Saved data entries
+ + +

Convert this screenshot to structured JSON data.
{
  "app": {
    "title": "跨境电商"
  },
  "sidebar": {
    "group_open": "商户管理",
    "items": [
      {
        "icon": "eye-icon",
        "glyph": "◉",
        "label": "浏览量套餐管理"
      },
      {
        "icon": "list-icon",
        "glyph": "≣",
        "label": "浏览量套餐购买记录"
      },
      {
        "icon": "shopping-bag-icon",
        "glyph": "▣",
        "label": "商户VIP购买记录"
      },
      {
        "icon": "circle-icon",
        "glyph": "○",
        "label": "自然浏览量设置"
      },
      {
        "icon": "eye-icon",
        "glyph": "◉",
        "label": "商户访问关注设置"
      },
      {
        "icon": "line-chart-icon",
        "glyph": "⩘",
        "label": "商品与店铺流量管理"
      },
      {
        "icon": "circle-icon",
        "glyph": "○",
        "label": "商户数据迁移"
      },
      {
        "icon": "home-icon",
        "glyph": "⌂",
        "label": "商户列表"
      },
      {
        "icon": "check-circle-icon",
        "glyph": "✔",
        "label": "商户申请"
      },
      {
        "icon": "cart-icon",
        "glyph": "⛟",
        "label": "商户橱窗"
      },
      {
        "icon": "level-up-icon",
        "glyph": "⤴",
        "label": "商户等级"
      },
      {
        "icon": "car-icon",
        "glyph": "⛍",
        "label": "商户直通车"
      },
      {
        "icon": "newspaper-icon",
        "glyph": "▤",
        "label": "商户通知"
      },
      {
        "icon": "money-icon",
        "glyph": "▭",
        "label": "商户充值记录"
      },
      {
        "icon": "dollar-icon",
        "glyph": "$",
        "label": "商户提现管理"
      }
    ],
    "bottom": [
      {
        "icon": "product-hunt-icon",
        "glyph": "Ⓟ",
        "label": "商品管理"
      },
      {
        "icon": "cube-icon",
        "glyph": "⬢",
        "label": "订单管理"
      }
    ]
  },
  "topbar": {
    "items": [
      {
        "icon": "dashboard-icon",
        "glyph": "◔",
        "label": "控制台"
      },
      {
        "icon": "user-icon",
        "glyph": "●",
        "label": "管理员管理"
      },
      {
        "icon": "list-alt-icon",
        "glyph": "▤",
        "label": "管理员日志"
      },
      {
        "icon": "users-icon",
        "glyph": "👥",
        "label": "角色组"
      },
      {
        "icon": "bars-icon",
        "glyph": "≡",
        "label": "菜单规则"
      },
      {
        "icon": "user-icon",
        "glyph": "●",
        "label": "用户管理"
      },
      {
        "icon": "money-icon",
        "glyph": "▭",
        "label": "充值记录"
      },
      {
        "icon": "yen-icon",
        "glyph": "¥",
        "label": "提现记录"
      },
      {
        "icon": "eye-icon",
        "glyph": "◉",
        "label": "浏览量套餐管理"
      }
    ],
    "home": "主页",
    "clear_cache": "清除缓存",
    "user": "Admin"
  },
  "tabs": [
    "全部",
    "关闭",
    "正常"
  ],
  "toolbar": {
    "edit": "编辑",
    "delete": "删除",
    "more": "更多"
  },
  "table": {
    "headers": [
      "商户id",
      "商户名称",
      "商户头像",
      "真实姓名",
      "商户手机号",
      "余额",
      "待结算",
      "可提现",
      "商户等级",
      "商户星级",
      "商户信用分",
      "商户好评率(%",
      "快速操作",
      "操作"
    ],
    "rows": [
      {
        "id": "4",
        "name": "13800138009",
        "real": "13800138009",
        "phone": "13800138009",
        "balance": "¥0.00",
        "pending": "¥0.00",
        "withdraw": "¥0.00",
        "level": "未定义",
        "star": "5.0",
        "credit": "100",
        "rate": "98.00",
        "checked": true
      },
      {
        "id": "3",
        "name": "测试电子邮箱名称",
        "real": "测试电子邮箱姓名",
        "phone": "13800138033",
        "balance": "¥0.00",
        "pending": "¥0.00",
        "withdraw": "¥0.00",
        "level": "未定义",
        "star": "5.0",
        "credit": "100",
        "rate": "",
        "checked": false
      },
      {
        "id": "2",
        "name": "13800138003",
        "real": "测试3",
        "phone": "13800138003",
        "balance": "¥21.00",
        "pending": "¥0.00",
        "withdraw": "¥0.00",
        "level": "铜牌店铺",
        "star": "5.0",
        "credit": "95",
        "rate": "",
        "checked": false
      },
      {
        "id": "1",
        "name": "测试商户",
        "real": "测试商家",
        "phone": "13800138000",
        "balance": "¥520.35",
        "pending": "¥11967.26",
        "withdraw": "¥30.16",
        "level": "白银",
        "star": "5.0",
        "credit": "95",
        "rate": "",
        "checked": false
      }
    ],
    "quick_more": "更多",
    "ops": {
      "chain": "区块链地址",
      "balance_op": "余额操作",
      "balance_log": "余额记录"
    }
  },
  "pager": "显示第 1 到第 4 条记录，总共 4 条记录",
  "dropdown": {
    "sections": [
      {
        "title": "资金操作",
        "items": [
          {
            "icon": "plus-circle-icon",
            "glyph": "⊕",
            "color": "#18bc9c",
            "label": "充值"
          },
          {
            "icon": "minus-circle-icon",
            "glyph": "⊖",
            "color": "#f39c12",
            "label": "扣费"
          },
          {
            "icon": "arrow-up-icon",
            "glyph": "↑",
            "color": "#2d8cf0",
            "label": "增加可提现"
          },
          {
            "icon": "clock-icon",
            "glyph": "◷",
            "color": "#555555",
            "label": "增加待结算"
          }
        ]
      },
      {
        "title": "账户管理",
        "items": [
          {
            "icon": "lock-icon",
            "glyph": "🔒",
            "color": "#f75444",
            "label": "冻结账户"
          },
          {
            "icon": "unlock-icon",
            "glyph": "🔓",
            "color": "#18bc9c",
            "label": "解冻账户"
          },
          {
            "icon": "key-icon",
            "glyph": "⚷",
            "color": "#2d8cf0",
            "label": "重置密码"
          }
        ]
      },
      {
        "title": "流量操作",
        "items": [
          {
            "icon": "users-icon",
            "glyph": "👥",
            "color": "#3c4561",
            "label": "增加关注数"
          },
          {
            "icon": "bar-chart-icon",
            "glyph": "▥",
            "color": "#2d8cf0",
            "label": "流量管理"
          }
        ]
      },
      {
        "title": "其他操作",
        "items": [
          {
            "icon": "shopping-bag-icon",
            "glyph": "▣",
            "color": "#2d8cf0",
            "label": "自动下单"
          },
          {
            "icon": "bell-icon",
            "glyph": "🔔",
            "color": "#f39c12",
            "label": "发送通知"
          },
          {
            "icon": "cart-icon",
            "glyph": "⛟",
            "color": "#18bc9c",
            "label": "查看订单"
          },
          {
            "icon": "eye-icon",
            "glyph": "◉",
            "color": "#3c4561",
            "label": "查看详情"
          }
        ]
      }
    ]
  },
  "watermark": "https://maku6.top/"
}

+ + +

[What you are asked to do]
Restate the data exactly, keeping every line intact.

[Answer to this exercise]
Convert this screenshot to structured JSON data.
{
  "app": {
    "title": "跨境电商"
  },
  "sidebar": {
    "group_open": "商户管理",
    "items": [
      {
        "icon": "eye-icon",
        "glyph": "◉",
        "label": "浏览量套餐管理"
      },
      {
        "icon": "list-icon",
        "glyph": "≣",
        "label": "浏览量套餐购买记录"
      },
      {
        "icon": "shopping-bag-icon",
        "glyph": "▣",
        "label": "商户VIP购买记录"
      },
      {
        "icon": "circle-icon",
        "glyph": "○",
        "label": "自然浏览量设置"
      },
      {
        "icon": "eye-icon",
        "glyph": "◉",
        "label": "商户访问关注设置"
      },
      {
        "icon": "line-chart-icon",
        "glyph": "⩘",
        "label": "商品与店铺流量管理"
      },
      {
        "icon": "circle-icon",
        "glyph": "○",
        "label": "商户数据迁移"
      },
      {
        "icon": "home-icon",
        "glyph": "⌂",
        "label": "商户列表"
      },
      {
        "icon": "check-circle-icon",
        "glyph": "✔",
        "label": "商户申请"
      },
      {
        "icon": "cart-icon",
        "glyph": "⛟",
        "label": "商户橱窗"
      },
      {
        "icon": "level-up-icon",
        "glyph": "⤴",
        "label": "商户等级"
      },
      {
        "icon": "car-icon",
        "glyph": "⛍",
        "label": "商户直通车"
      },
      {
        "icon": "newspaper-icon",
        "glyph": "▤",
        "label": "商户通知"
      },
      {
        "icon": "money-icon",
        "glyph": "▭",
        "label": "商户充值记录"
      },
      {
        "icon": "dollar-icon",
        "glyph": "$",
        "label": "商户提现管理"
      }
    ],
    "bottom": [
      {
        "icon": "product-hunt-icon",
        "glyph": "Ⓟ",
        "label": "商品管理"
      },
      {
        "icon": "cube-icon",
        "glyph": "⬢",
        "label": "订单管理"
      }
    ]
  },
  "topbar": {
    "items": [
      {
        "icon": "dashboard-icon",
        "glyph": "◔",
        "label": "控制台"
      },
      {
        "icon": "user-icon",
        "glyph": "●",
        "label": "管理员管理"
      },
      {
        "icon": "list-alt-icon",
        "glyph": "▤",
        "label": "管理员日志"
      },
      {
        "icon": "users-icon",
        "glyph": "👥",
        "label": "角色组"
      },
      {
        "icon": "bars-icon",
        "glyph": "≡",
        "label": "菜单规则"
      },
      {
        "icon": "user-icon",
        "glyph": "●",
        "label": "用户管理"
      },
      {
        "icon": "money-icon",
        "glyph": "▭",
        "label": "充值记录"
      },
      {
        "icon": "yen-icon",
        "glyph": "¥",
        "label": "提现记录"
      },
      {
        "icon": "eye-icon",
        "glyph": "◉",
        "label": "浏览量套餐管理"
      }
    ],
    "home": "主页",
    "clear_cache": "清除缓存",
    "user": "Admin"
  },
  "tabs": [
    "全部",
    "关闭",
    "正常"
  ],
  "toolbar": {
    "edit": "编辑",
    "delete": "删除",
    "more": "更多"
  },
  "table": {
    "headers": [
      "商户id",
      "商户名称",
      "商户头像",
      "真实姓名",
      "商户手机号",
      "余额",
      "待结算",
      "可提现",
      "商户等级",
      "商户星级",
      "商户信用分",
      "商户好评率(%",
      "快速操作",
      "操作"
    ],
    "rows": [
      {
        "id": "4",
        "name": "13800138009",
        "real": "13800138009",
        "phone": "13800138009",
        "balance": "¥0.00",
        "pending": "¥0.00",
        "withdraw": "¥0.00",
        "level": "未定义",
        "star": "5.0",
        "credit": "100",
        "rate": "98.00",
        "checked": true
      },
      {
        "id": "3",
        "name": "测试电子邮箱名称",
        "real": "测试电子邮箱姓名",
        "phone": "13800138033",
        "balance": "¥0.00",
        "pending": "¥0.00",
        "withdraw": "¥0.00",
        "level": "未定义",
        "star": "5.0",
        "credit": "100",
        "rate": "",
        "checked": false
      },
      {
        "id": "2",
        "name": "13800138003",
        "real": "测试3",
        "phone": "13800138003",
        "balance": "¥21.00",
        "pending": "¥0.00",
        "withdraw": "¥0.00",
        "level": "铜牌店铺",
        "star": "5.0",
        "credit": "95",
        "rate": "",
        "checked": false
      },
      {
        "id": "1",
        "name": "测试商户",
        "real": "测试商家",
        "phone": "13800138000",
        "balance": "¥520.35",
        "pending": "¥11967.26",
        "withdraw": "¥30.16",
        "level": "白银",
        "star": "5.0",
        "credit": "95",
        "rate": "",
        "checked": false
      }
    ],
    "quick_more": "更多",
    "ops": {
      "chain": "区块链地址",
      "balance_op": "余额操作",
      "balance_log": "余额记录"
    }
  },
  "pager": "显示第 1 到第 4 条记录，总共 4 条记录",
  "dropdown": {
    "sections": [
      {
        "title": "资金操作",
        "items": [
          {
            "icon": "plus-circle-icon",
            "glyph": "⊕",
            "color": "#18bc9c",
            "label": "充值"
          },
          {
            "icon": "minus-circle-icon",
            "glyph": "⊖",
            "color": "#f39c12",
            "label": "扣费"
          },
          {
            "icon": "arrow-up-icon",
            "glyph": "↑",
            "color": "#2d8cf0",
            "label": "增加可提现"
          },
          {
            "icon": "clock-icon",
            "glyph": "◷",
            "color": "#555555",
            "label": "增加待结算"
          }
        ]
      },
      {
        "title": "账户管理",
        "items": [
          {
            "icon": "lock-icon",
            "glyph": "🔒",
            "color": "#f75444",
            "label": "冻结账户"
          },
          {
            "icon": "unlock-icon",
            "glyph": "🔓",
            "color": "#18bc9c",
            "label": "解冻账户"
          },
          {
            "icon": "key-icon",
            "glyph": "⚷",
            "color": "#2d8cf0",
            "label": "重置密码"
          }
        ]
      },
      {
        "title": "流量操作",
        "items": [
          {
            "icon": "users-icon",
            "glyph": "👥",
            "color": "#3c4561",
            "label": "增加关注数"
          },
          {
            "icon": "bar-chart-icon",
            "glyph": "▥",
            "color": "#2d8cf0",
            "label": "流量管理"
          }
        ]
      },
      {
        "title": "其他操作",
        "items": [
          {
            "icon": "shopping-bag-icon",
            "glyph": "▣",
            "color": "#2d8cf0",
            "label": "自动下单"
          },
          {
            "icon": "bell-icon",
            "glyph": "🔔",
            "color": "#f39c12",
            "label": "发送通知"
          },
          {
            "icon": "cart-icon",
            "glyph": "⛟",
            "color": "#18bc9c",
            "label": "查看订单"
          },
          {
            "icon": "eye-icon",
            "glyph": "◉",
            "color": "#3c4561",
            "label": "查看详情"
          }
        ]
      }
    ]
  },
  "watermark": "https://maku6.top/"
}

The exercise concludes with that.